An official from the National Transportation Safety Board, the federal agency leading the probe, said on Thursday that a witness in a nearby car had seen Ms Brody stop on the crossing in the moments before the train approached.
Investigator Robert Sumwalt said that the barrier was seen to come down on the rear of the car, a Jeep Cherokee, at which point Ms Brody got out and appeared to inspect the damage.
He said that, according to both the witness and the train driver, after returning to the car she suddenly drove forward slightly – straight into the path of the oncoming train.
Data retrieved from the train’s recording device suggested it was travelling at 58mph (92km/h) an hour, added Mr Sumwalt – just below the 60mph speed limit for that section of track.

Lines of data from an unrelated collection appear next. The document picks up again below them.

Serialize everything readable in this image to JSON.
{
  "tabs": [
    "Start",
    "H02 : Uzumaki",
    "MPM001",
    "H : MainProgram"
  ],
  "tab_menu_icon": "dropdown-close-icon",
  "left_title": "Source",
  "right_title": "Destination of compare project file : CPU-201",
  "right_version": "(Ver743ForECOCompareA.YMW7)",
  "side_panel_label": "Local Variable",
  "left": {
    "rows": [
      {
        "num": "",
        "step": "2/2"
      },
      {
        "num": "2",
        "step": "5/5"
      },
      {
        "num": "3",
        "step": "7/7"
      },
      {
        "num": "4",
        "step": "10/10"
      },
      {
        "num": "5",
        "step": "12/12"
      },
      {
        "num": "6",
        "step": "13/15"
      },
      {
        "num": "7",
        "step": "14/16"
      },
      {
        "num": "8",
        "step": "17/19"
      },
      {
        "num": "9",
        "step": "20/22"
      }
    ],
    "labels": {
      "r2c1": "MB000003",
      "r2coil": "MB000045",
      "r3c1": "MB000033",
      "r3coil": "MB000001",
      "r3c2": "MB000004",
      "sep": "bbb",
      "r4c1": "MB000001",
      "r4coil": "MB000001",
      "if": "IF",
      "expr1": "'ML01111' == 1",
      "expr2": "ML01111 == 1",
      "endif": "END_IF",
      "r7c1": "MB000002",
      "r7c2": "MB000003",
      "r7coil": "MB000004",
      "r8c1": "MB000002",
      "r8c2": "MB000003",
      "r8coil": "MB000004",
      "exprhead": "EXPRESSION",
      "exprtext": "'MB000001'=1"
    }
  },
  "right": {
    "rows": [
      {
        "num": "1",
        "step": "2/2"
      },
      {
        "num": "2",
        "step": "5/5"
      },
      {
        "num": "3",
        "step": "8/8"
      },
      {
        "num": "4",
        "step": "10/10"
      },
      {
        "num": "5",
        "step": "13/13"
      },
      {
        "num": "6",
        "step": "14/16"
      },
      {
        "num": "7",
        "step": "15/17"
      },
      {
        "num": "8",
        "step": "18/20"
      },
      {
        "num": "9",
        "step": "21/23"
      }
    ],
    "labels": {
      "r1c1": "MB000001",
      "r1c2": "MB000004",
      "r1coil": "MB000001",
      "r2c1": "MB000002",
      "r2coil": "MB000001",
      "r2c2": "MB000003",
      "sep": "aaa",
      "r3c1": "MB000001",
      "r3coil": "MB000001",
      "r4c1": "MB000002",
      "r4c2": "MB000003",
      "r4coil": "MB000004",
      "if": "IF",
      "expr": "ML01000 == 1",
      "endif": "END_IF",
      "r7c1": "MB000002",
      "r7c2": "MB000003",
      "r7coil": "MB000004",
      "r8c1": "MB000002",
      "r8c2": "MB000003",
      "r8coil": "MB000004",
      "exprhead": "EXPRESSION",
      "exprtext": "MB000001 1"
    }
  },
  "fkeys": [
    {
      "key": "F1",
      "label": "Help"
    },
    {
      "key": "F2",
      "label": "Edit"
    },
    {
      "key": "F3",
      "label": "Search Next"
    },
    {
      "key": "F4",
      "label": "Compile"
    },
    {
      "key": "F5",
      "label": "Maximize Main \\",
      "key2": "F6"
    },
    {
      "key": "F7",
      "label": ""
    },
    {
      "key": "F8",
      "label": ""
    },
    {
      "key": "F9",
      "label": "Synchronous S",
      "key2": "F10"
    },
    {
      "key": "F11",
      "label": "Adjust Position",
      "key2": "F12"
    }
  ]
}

In addition to the six deaths there were 15 injuries, seven of them serious.
The electrified third rail of the track came through the front carriage of the train after the crash, setting it on fire.
Passengers had to escape from the rear carriages.
The line, on which the accident happened, Metro-North, is the second-busiest rail system in the US, serving about 280,000 passengers a day in New York and Connecticut.
Last year, the National Transportation Safety Board issued rulings on five accidents that occurred on the network in 2013 and 2014, criticising Metro-North while also finding conditions had improved.


Source: BBC